Successful Replication of GWAS Hits for Multiple Sclerosis in 10,000 Germans Using the Exome Array.

Authors:
Theresa Dankowski, Dorothea Buck, Till F M Andlauer, Gisela Antony, Antonios Bayas, Lukas Bechmann, Achim Berthele, Thomas Bettecken, Andrew Chan, Andre Franke, Ralf Gold, Christiane Graetz, Jürgen Haas, Michael Hecker, Stefan Herms, Carmen Infante-Duarte, Karl-Heinz Jöckel, Bernd C Kieseier, Benjamin Knier, Matthias Knop, Tania Kümpfel, Peter Lichtner, Wolfgang Lieb, Christina M Lill, Volker Limmroth, Ralf A Linker, Verena Loleit, Sven G Meuth, Susanne Moebus, Bertram Müller-Myhsok, Sandra Nischwitz, Markus M Nöthen, Friedemann Paul, Michael Pütz, Tobias Ruck, Anke Salmen, Martin Stangel, Jan-Patrick Stellmann, Konstantin Strauch, Klarissa H Stürner, Björn Tackenberg, Florian Then Bergh, Hayrettin Tumani, Melanie Waldenberger, Frank Weber, Heinz Wiendl, Brigitte Wildemann, Uwe K Zettl, Ulf Ziemann, Frauke Zipp, Bernhard Hemmer, Andreas Ziegler, - -
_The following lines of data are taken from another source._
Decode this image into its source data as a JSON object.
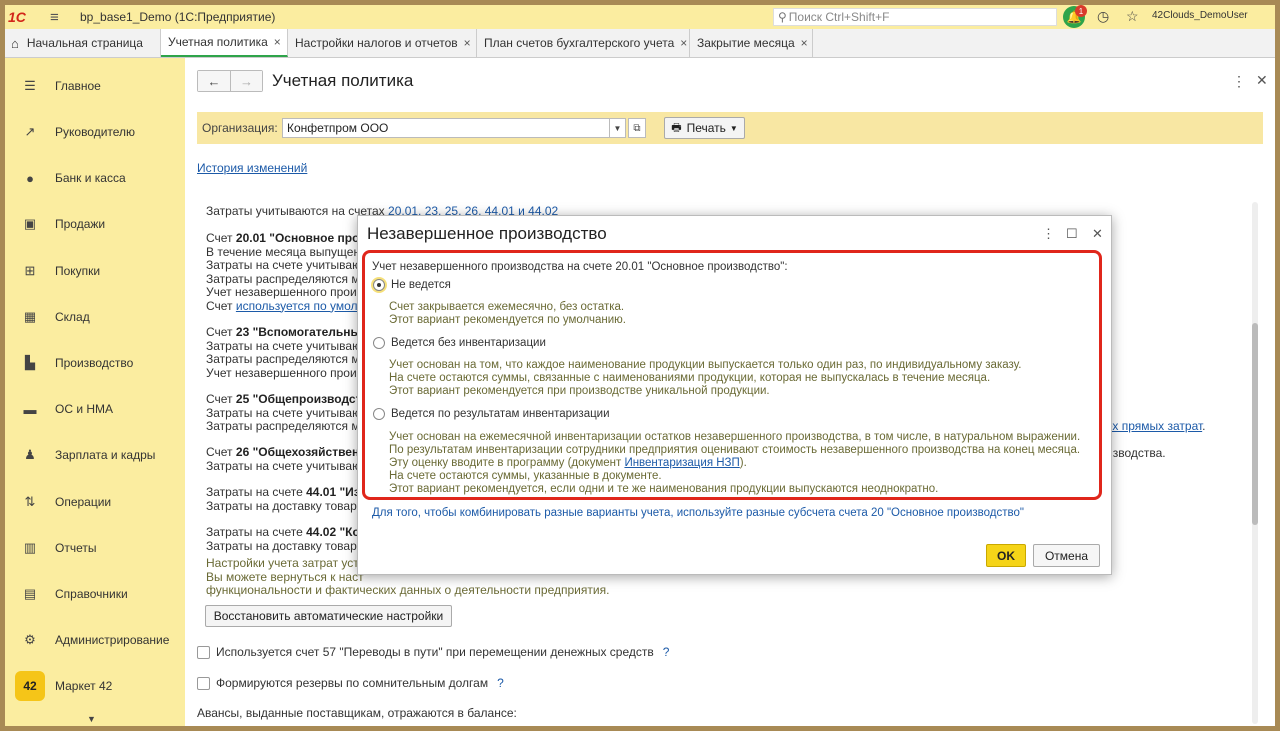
{
  "titlebar": {
    "logo": "1С",
    "app_title": "bp_base1_Demo  (1С:Предприятие)",
    "search_placeholder": "Поиск Ctrl+Shift+F",
    "notification_count": "1",
    "user": "42Clouds_DemoUser"
  },
  "tabs": [
    {
      "label": "Начальная страница"
    },
    {
      "label": "Учетная политика"
    },
    {
      "label": "Настройки налогов и отчетов"
    },
    {
      "label": "План счетов бухгалтерского учета"
    },
    {
      "label": "Закрытие месяца"
    }
  ],
  "sidebar": {
    "items": [
      {
        "label": "Главное",
        "icon": "menu-icon"
      },
      {
        "label": "Руководителю",
        "icon": "trend-icon"
      },
      {
        "label": "Банк и касса",
        "icon": "coin-icon"
      },
      {
        "label": "Продажи",
        "icon": "bag-icon"
      },
      {
        "label": "Покупки",
        "icon": "cart-icon"
      },
      {
        "label": "Склад",
        "icon": "grid-icon"
      },
      {
        "label": "Производство",
        "icon": "factory-icon"
      },
      {
        "label": "ОС и НМА",
        "icon": "truck-icon"
      },
      {
        "label": "Зарплата и кадры",
        "icon": "person-icon"
      },
      {
        "label": "Операции",
        "icon": "operations-icon"
      },
      {
        "label": "Отчеты",
        "icon": "bar-chart-icon"
      },
      {
        "label": "Справочники",
        "icon": "book-icon"
      },
      {
        "label": "Администрирование",
        "icon": "gear-icon"
      },
      {
        "label": "Маркет 42",
        "icon": "market-icon",
        "badge": "42"
      }
    ]
  },
  "page": {
    "title": "Учетная политика",
    "org_label": "Организация:",
    "org_value": "Конфетпром ООО",
    "print_label": "Печать",
    "history_link": "История изменений",
    "costs_prefix": "Затраты учитываются на счетах ",
    "costs_link": "20.01, 23, 25, 26, 44.01 и 44.02",
    "acc2001_prefix": "Счет ",
    "acc2001_bold": "20.01 \"Основное про",
    "acc2001_line1": "В течение месяца выпущен",
    "acc2001_line2": "Затраты на счете учитываю",
    "acc2001_line3": "Затраты распределяются м",
    "acc2001_line4": "Учет незавершенного произ",
    "acc2001_line5_prefix": "Счет ",
    "acc2001_line5_link": "используется по умолч",
    "acc23_prefix": "Счет ",
    "acc23_bold": "23 \"Вспомогательны",
    "acc23_line1": "Затраты на счете учитываю",
    "acc23_line2": "Затраты распределяются м",
    "acc23_line3": "Учет незавершенного произ",
    "acc25_prefix": "Счет ",
    "acc25_bold": "25 \"Общепроизводст",
    "acc25_line1": "Затраты на счете учитываю",
    "acc25_line2": "Затраты распределяются м",
    "acc25_right_link": "ех прямых затрат",
    "acc25_right_dot": ".",
    "acc26_prefix": "Счет ",
    "acc26_bold": "26 \"Общехозяйствен",
    "acc26_line1": "Затраты на счете учитываю",
    "acc26_right": "изводства.",
    "acc4401_prefix": "Затраты на счете ",
    "acc4401_bold": "44.01 \"Из",
    "acc4401_line1": "Затраты на доставку товар",
    "acc4402_prefix": "Затраты на счете ",
    "acc4402_bold": "44.02 \"Ко",
    "acc4402_line1": "Затраты на доставку товар",
    "settings_line1": "Настройки учета затрат уст",
    "settings_line2": "Вы можете вернуться к наст",
    "settings_line3": "функциональности и фактических данных о деятельности предприятия.",
    "restore_button": "Восстановить автоматические настройки",
    "cb57_label": "Используется счет 57 \"Переводы в пути\" при перемещении денежных средств",
    "cb_reserves_label": "Формируются резервы по сомнительным долгам",
    "qmark": "?",
    "advances_label": "Авансы, выданные поставщикам, отражаются в балансе:"
  },
  "modal": {
    "title": "Незавершенное производство",
    "question": "Учет незавершенного производства на счете 20.01 \"Основное производство\":",
    "options": [
      {
        "label": "Не ведется",
        "checked": true,
        "notes": [
          "Счет закрывается ежемесячно, без остатка.",
          "Этот вариант рекомендуется по умолчанию."
        ]
      },
      {
        "label": "Ведется без инвентаризации",
        "checked": false,
        "notes": [
          "Учет основан на том, что каждое наименование продукции выпускается только один раз, по индивидуальному заказу.",
          "На счете остаются суммы, связанные с наименованиями продукции, которая не выпускалась в течение месяца.",
          "Этот вариант рекомендуется при производстве уникальной продукции."
        ]
      },
      {
        "label": "Ведется по результатам инвентаризации",
        "checked": false,
        "notes": [
          "Учет основан на ежемесячной инвентаризации остатков незавершенного производства, в том числе, в натуральном выражении.",
          "По результатам инвентаризации сотрудники предприятия оценивают стоимость незавершенного производства на конец месяца.",
          "Эту оценку вводите в программу (документ ",
          "На счете остаются суммы, указанные в документе.",
          "Этот вариант рекомендуется, если одни и те же наименования продукции выпускаются неоднократно."
        ],
        "doc_link": "Инвентаризация НЗП",
        "doc_suffix": ")."
      }
    ],
    "combo_note": "Для того, чтобы комбинировать разные варианты учета, используйте разные субсчета счета 20 \"Основное производство\"",
    "ok": "OK",
    "cancel": "Отмена"
  }
}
Year of publication:
2015
Volume:
-
Issue:
-
Issn:
0741-0395
Journal title abbreviated:
GENET EPIDEMIOL
Journal title long:
Genetic epidemiology (En ligne)
Impact factor:
2.553
Abstract: 
Genome-wide association studies (GWAS) successfully identified various chromosomal regions to be associated with multiple sclerosis (MS). The primary aim of this study was to replicate reported associations from GWAS using an exome array in a large German study. German MS cases (n = 4,476) and German controls (n = 5,714) were genotyped using the Illumina HumanExome v1-Chip. Genotype calling was performed with the Illumina Genome Studio(TM) Genotyping Module, followed by zCall. Single-nucleotide polymorphisms (SNPs) in seven regions outside the human leukocyte antigen (HLA) region showed genome-wide significant associations with MS (P values < 5 × 10(-8) ). These associations have been reported previously. In addition, SNPs in three previously reported regions outside the HLA region yielded P values < 10(-5) . The effect of nine SNPs in the HLA region remained (P < 10(-5) ) after adjustment for other significant SNPs in the HLA region. All of these findings have been reported before or are driven by known risk loci. In summary, findings from previous GWAS for MS could be successfully replicated. We conclude that the regions identified in previous GWAS are also associated in the German population. This reassures the need for detailed investigations of the functional mechanisms underlying the replicated associations.